• Exercise requirements:
From the data below, copy each line that includes the word "TOÁN".

○ ○ ○ ○ ○ ○ ○

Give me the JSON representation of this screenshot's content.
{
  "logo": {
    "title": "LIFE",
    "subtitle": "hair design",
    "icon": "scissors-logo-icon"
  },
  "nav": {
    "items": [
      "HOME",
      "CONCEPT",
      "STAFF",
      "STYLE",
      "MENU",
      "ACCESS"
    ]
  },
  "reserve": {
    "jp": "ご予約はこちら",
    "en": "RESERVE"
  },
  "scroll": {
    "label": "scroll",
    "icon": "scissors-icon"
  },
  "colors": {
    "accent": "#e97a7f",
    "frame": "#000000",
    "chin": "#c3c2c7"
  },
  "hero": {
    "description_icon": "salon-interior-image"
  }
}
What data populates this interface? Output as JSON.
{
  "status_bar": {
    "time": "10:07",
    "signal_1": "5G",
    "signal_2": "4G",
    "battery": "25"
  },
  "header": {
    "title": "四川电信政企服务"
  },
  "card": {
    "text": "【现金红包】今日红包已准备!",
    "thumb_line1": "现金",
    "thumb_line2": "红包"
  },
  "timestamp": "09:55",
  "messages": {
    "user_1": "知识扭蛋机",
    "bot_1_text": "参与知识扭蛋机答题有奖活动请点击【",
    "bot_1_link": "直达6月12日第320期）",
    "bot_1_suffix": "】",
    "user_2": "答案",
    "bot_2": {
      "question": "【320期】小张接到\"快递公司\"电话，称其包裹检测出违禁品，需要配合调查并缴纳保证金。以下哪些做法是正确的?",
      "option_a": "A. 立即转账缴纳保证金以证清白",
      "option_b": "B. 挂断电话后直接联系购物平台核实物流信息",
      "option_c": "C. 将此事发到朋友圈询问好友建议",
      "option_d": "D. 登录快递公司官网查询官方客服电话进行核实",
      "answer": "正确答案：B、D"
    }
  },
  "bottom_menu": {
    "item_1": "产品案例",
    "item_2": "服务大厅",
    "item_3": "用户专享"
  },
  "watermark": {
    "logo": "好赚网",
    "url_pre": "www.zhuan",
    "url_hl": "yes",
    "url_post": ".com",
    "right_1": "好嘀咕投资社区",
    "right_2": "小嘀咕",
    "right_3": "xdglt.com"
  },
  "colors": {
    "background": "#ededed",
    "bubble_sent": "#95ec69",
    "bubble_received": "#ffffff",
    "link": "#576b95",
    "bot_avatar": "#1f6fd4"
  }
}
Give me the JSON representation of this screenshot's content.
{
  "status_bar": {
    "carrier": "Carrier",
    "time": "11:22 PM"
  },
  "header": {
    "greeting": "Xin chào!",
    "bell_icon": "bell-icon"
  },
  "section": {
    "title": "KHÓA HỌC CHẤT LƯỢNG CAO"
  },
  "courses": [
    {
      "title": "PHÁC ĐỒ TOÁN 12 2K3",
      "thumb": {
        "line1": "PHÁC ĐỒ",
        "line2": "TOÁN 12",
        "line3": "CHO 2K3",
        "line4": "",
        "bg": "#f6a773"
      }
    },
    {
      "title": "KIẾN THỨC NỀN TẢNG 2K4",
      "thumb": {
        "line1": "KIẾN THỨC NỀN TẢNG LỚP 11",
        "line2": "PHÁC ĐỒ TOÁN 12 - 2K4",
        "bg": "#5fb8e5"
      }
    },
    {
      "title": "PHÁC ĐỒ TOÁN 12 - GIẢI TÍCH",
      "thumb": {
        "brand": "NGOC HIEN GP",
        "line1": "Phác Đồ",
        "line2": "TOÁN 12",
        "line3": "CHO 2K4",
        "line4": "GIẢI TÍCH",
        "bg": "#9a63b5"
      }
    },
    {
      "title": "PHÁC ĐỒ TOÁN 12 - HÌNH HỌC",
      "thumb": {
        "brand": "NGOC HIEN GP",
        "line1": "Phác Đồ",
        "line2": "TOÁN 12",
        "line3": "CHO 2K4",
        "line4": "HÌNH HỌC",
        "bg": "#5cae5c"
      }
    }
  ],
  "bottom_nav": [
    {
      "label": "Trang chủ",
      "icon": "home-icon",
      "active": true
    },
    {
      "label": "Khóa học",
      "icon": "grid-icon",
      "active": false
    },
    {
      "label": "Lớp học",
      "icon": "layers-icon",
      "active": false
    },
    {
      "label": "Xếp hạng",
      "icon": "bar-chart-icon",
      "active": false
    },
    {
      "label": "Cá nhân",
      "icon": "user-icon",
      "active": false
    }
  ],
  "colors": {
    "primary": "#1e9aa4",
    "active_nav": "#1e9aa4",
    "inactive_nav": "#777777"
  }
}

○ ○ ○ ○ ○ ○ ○

• Exercise output:
      "title": "PHÁC ĐỒ TOÁN 12 2K3",
        "line2": "TOÁN 12",
        "line2": "PHÁC ĐỒ TOÁN 12 - 2K4",
      "title": "PHÁC ĐỒ TOÁN 12 - GIẢI TÍCH",
        "line2": "TOÁN 12",
      "title": "PHÁC ĐỒ TOÁN 12 - HÌNH HỌC",
        "line2": "TOÁN 12",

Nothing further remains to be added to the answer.